Hi all, I want to start by saying I’m a novice Ceramic and ComposeDB user. I have about 2 days of experience under my belt so please bear with me. My original message is here in the discord channel: Discord
I’m building a metadata logging service aimed at the data science community, and ideally on ComposeDB. I love the GraphQL interface. I have some questions regarding using Ceramic in production that I believe an architecture diagram would clear up for me and be extremely valuable on the “Running in production” guide.
I’m following the “Running in production” guide and I noticed that AWS S3 storage is recommended as the datastore. I’m guessing this is only for disaster recovery, but it raises the question of how often is data actually landing on IPFS if I’m using Ceramic? Say one of my users writes a JSON Object via GraphQL, does that data go straight to IPFS or is there a delay? In keeping with the goal of decentralization, I don’t want to own a storage object with my users data but I understand why it might be needed temporarily.

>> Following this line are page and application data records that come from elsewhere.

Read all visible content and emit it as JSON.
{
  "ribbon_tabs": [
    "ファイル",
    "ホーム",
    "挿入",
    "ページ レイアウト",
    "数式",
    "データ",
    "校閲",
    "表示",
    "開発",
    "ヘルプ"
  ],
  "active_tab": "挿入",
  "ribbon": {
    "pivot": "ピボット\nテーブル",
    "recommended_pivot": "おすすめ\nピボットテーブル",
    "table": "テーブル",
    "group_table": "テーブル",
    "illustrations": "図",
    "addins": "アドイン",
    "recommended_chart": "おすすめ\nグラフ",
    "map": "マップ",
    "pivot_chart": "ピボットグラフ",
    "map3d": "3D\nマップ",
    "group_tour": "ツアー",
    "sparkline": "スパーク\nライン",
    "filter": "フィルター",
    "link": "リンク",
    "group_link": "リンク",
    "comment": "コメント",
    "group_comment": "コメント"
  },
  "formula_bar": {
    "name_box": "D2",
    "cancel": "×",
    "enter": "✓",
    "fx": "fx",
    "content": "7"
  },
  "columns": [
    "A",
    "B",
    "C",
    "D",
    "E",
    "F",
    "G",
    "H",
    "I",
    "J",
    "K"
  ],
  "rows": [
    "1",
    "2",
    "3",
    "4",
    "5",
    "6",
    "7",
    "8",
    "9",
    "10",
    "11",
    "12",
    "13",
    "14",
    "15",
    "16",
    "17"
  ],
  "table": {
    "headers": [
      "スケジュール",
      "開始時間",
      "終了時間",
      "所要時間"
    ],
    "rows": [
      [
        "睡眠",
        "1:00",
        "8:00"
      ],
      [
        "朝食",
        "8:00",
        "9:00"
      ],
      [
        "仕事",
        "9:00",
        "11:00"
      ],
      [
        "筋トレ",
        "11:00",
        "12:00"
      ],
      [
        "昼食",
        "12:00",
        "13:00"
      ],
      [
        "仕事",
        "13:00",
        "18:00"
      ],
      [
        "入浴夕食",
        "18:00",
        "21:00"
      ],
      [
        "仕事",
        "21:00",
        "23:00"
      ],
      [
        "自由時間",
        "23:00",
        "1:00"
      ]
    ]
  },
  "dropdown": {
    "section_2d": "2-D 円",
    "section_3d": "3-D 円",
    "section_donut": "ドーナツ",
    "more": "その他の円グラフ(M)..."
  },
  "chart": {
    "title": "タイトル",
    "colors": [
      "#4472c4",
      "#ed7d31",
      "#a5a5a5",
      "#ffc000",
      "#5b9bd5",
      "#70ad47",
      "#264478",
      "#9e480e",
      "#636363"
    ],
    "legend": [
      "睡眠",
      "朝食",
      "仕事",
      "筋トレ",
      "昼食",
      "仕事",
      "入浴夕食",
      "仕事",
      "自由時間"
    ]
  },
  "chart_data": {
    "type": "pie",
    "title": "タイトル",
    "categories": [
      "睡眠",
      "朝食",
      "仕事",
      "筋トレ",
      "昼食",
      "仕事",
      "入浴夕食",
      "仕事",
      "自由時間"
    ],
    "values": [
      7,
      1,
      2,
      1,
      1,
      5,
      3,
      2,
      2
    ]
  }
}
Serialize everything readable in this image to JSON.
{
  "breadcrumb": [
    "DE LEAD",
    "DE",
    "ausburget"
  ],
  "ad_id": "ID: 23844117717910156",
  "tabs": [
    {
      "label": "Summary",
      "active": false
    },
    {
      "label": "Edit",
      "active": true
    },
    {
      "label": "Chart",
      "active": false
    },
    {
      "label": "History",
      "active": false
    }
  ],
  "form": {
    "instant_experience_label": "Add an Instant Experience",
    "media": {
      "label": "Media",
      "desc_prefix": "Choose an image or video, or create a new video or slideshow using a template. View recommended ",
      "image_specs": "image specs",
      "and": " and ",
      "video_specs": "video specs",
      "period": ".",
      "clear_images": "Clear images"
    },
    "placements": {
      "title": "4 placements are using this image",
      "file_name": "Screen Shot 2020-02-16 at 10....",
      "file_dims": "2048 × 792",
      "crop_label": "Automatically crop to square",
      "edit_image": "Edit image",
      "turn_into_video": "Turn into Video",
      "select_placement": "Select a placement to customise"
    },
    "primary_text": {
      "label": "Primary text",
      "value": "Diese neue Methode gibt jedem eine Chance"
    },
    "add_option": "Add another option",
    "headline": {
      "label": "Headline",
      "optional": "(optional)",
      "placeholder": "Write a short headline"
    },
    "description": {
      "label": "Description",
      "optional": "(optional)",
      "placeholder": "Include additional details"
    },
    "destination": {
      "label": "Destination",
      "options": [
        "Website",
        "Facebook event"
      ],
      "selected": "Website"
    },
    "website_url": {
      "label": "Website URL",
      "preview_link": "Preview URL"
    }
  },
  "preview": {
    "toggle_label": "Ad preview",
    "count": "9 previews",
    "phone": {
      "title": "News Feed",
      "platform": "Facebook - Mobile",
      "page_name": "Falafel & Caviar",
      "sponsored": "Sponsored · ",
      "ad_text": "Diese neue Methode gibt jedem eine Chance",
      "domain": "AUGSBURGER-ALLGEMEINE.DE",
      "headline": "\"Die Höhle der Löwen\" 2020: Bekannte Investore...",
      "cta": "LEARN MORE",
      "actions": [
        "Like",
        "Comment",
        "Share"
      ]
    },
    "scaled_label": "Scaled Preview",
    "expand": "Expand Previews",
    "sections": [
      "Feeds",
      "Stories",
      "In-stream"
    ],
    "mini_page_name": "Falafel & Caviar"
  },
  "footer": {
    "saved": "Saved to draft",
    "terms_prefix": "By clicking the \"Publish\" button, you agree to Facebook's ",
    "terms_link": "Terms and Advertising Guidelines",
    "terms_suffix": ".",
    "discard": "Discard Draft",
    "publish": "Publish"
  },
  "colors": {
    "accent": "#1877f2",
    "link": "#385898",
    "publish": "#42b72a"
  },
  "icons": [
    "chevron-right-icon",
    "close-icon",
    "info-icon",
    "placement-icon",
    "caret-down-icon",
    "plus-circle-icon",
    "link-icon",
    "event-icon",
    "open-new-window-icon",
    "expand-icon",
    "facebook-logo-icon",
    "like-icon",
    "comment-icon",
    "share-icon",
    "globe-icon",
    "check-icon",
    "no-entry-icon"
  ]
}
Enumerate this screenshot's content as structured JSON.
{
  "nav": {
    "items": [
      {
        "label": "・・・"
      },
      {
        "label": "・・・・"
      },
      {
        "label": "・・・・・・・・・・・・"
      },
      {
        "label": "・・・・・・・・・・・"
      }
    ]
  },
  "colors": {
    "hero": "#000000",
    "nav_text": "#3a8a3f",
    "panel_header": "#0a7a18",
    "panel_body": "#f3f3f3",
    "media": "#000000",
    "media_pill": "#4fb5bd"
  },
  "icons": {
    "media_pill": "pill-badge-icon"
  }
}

Thanks for your post, @block-ops.eth!
AWS S3 is optionally used as the IPFS backend (i.e. where IPFS data is actually stored), so data is always landing on IPFS, just being housed in S3 via the
You can change this via configuration and choose to store this data on a mounted filesystem instead.
Please note that user data must be stored somewhere. Even if data were stored on the filesystem instead, that filesystem is still a point of failure/control, whether it’s a mounted volume in AWS, etc. or a hard disk on a server in a basement, since each of these resources will be controlled by someone.
Decentralization is achieved by having multiple interested parties run their own nodes, with more than one node “pinning” important data so that even if all but one node with that data pinned were to go down, that data will continue to be accessible.
In fact, your users can themselves run Ceramic nodes to pin their own data so that it is never lost.
Here’s a simplified architecture diagram of what a Ceramic node looks like.
Hope this made sense Let me know if you have more questions.
Absolutely, thank you for this explanation!
I was considering only hosting this service in AWS then figuring out how to fund it later, but given your explanation, it sounds like it may actually be better if I offer up a docker-compose.yml which includes a ceramic node, an ipfs daemon, and my application for the user to interact with. I think that serves not only my purpose but also adds more nodes to Ceramic which would be helpful?
This is actually how I’m developing now. Is there any reason you can think of I wouldn’t be able to carry this setup through to mainnet?
Please note that eventually there will be an incentivized network and node operators will be required to fund their nodes through the network token.
Another thing to note is that having multiple instances of your application will not automatically sync relevant data across all instances of the app, but if you bake in indexing for the models you create, that should make any running instances of your app aware of the same data.
Lastly, I would suggest looking at DIDSession and CACAO so that users will own their data and not the app itself, wherever it is running.
That’s the goal, do you have any examples or docs on baking in indexing? I’ll admit you lost me there.
Don’t think there are docs specifically about that but if you look at the ComposeDB docs here, you should be able to set indexing up for your data models. Then, you could publish the model IDs in your README and/or add
composedb CLI commands to your
docker-compose script that automatically set up indexing for those IDs on the Ceramic node at startup.
I’m thinking aloud here so some of these steps might be slightly different when you try them though don’t hesitate to ask if you run into any issues.
Fantastic, you’ve been a life saver here @mohsin !
You’re welcome, I’m excited to see what you build!!
Here’s another architecture diagram that’s a bit more detailed and shows the ComposeDB stack as well
Ooo yes!! I forgot about that one! Thanks, @spencer.